“If we were seeing a similar caseload locally, we would see around 650 active cases,” said Juneau emergency planning chief Robert Barr. “So, that’s a huge number, right? It’s a really challenging, or it would be a really challenging situation to deal with, and I know that it is challenging for Sitka right now.”
Officials also discussed what impact the visitor industry is having on Juneau’s COVID situation. So far with cruise ships, Barr said close monitoring, good communication, strong isolation practices when cases are detected, and vaccination rates on board near 100% have kept community impacts minimal.
“The vast majority of our cases are in residents,” said April Rezendes, a state public health nurse based in Juneau involved in contact tracing. “We’re having a few nonresidents, and that’s more often in people here visiting family, people working here for the summer. It really has not been tourists coming in for a week or two.

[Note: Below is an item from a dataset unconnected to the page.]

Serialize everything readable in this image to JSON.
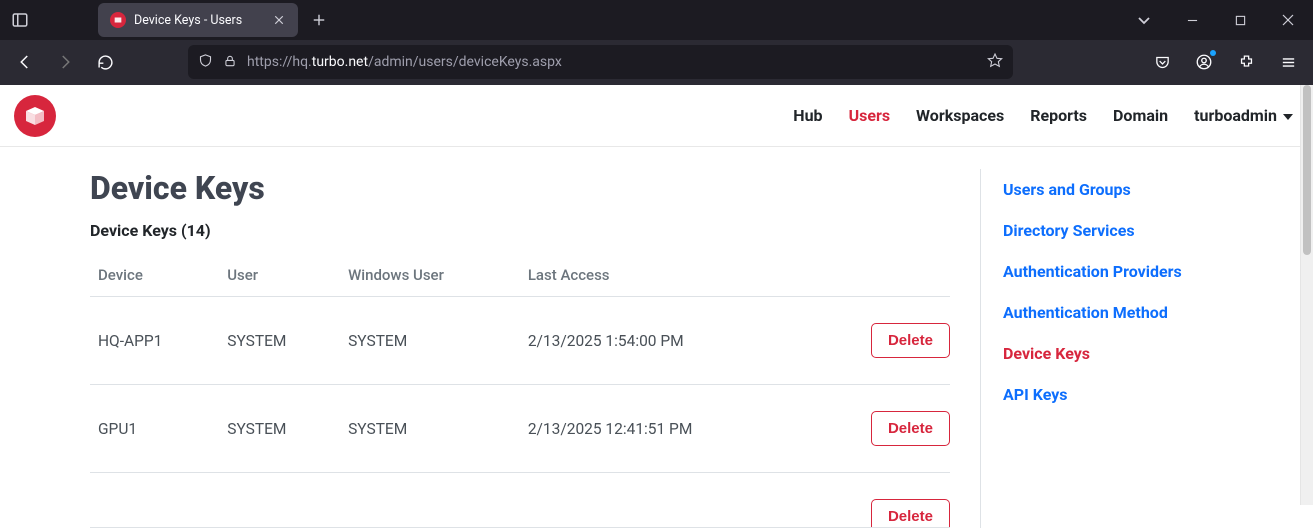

This is really being driven by Juneau residents here in the community, interacting with each other.”
Other rules remain the same.
- Indoor get togethers are limited to 50 people, unless emergency officials have approved a special mitigation plan.
- Indoor bars and gyms must halve their capacities.
- Restaurants are strongly encouraged to reduce capacity to ensure physical distancing.
- Personal service businesses must require appointments and no waiting areas.
- COVID-19 tests are recommended for all travelers. Unvaccinated travelers should limit their interactions with other people, pending negative test results.
City officials know of 110 people with active cases, which includes seven non-residents.
Emergency officials plan to resume daily reports of case counts next week.
This story has been updated and expanded with information from the community update.